Southern Cities Become Less Segregated

Thursday, December 08, 2011

Census data from last year showed more African-Americans from Northern metropolitan areas like New York and Chicago are moving to Southern cities like Atlanta and Kansas City. It’s what’s known as reverse migration. And new analysis done on that census data led by Brown University, shows that a consequence of reverse migration is desegregation, as suburban neighborhoods in some Southern cities become more racially integrated.

Isabel Wilkerson is Pulitzer Prize-winning journalist and author of the "Warmth of Other Suns: The Epic Story of America's Great Migration."  Shelton Haynes is assistant director of housing for Atlanta Dekalb Housing. He moved from New York to Atlanta in 2008. They discuss changing demographics as the result of reverse migration.

Guests:

Shelton Haynes and Isabel Wilkerson

Comments [1]

listener

"The South has become a more welcoming place for people of all backgrounds".

Well fifty years ago it was strongly Democrat and today it is strongly Republican. That does not quite fit the progressive narrative of the way things are supposed to be, does it?
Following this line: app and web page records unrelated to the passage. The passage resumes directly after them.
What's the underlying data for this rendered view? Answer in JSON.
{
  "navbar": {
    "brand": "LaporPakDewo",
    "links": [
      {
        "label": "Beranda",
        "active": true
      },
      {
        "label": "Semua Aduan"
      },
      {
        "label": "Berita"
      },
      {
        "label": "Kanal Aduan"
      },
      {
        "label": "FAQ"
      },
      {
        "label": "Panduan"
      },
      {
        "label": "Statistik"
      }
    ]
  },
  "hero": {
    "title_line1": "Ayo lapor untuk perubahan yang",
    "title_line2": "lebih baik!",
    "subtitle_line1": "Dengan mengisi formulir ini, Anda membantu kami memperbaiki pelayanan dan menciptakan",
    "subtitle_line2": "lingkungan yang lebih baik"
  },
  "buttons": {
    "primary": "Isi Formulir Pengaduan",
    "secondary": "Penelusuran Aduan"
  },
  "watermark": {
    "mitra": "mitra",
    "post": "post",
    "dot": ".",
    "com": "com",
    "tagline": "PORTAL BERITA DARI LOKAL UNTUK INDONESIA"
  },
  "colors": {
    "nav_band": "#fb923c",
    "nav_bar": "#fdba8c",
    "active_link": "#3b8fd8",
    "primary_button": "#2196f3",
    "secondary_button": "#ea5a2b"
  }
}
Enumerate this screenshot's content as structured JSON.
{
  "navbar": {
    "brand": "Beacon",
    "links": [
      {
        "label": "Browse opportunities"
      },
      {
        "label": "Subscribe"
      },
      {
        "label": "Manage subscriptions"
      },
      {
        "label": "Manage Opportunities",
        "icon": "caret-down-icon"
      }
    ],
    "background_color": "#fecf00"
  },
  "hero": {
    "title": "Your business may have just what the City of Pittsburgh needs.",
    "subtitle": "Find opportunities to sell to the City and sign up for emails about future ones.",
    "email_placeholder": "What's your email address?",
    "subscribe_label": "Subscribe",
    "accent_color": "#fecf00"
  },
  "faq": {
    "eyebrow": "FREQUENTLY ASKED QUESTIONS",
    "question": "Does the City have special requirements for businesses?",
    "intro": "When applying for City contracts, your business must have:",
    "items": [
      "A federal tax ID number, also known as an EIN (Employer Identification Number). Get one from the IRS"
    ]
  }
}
Could it be due to better economic conditions that cause all people to vote with their feet and move from high tax blue states to the job opportunities in red states?
Again, that contradicts progressive orthodoxy, doesn't it?

Dec. 08 2011 11:19 AM

Leave a Comment

Register for your own account so you can vote on comments, save your favorites, and more. Learn more.
Please stay on topic, be civil, and be brief.
Email addresses are never displayed, but they are required to confirm your comments. Names are displayed with all comments. We reserve the right to edit any comments posted on this site. Please read the Comment Guidelines before posting. By leaving a comment, you agree to New York Public Radio's Privacy Policy and Terms Of Use.